Tissue plasminogen activator (tPA) is emerging as an important risk factor for coronary heart disease, but the association between tPA concentration and mortality in acute myocardial infarction (AMI) remains uncertain. We studied the relationship between tPA antigen level on admission and 30-day mortality in 226 consecutive patients with AMI undergoing primary angioplasty.
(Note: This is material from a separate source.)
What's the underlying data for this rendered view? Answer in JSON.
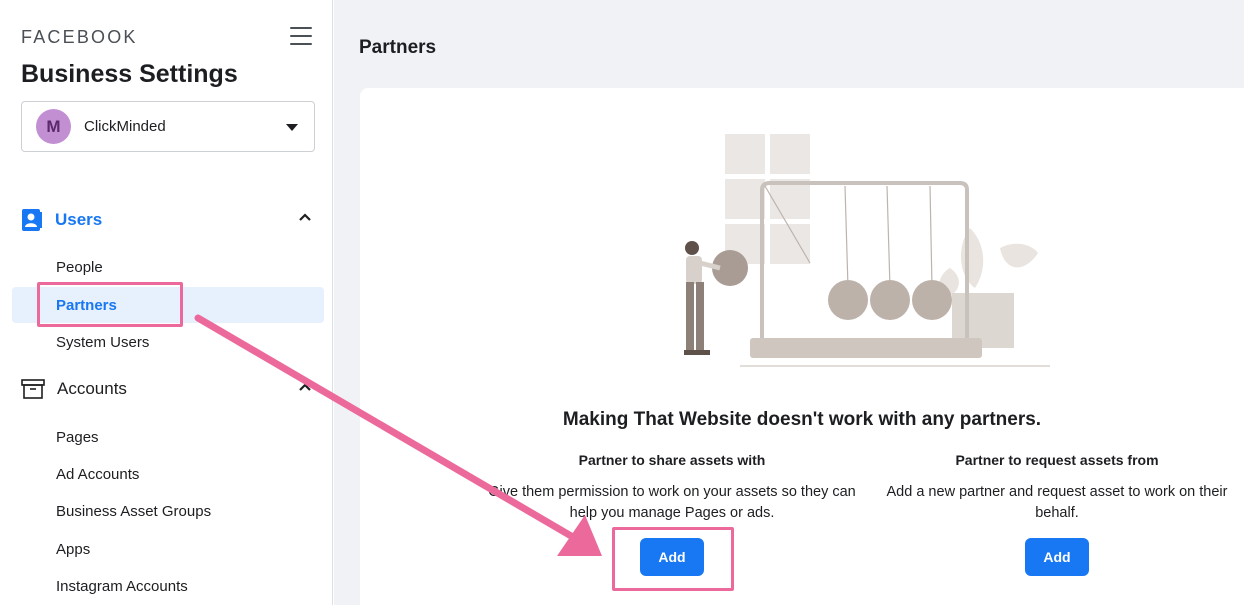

Death within 30 days occurred in 13 patients (5.7%). The concentration of tPA was significantly higher among the 13 patients who died than among the 213 who survived (26.5 ± 16.3 versus 12.5 ± 8.5 ng/mL, p < 0.001). Compared with those in the lowest quartile (<9 ng/mL), patients in the highest quartile (>16 ng/mL) had a relative risk of subsequent death of 13.1 (p = 0.014). In a Cox regression model, a tPA concentration >19 ng/mL was independently associated with mortality (HR 12.1, 95% CI, 1.9-76.7, p = 0.001). This cutoff value had a 76.9% sensitivity and an 85.9% specificity for predicting 30-day mortality. tPA concentration was also higher in patients with severe heart failure (20.9 ± 14.2 ng/mL versus 11.7 ± 7.5 ng/mL, p = 0.001) or ventricular tachyarrhythmia (24.3 ± 13.9 ng/mL versus 12.2 ± 8.4 ng/mL, p = 0.001). In conclusions, elevated tPA antigen at initial presentation in patients with AMI was associated with higher short-term risk of death, suggesting that tPA may be a useful prognostic biomarker for the early risk stratification of these patients.
|Number of pages||6|
|Publication status||Published - 2008 Jan|
All Science Journal Classification (ASJC) codes
- Cardiology and Cardiovascular Medicine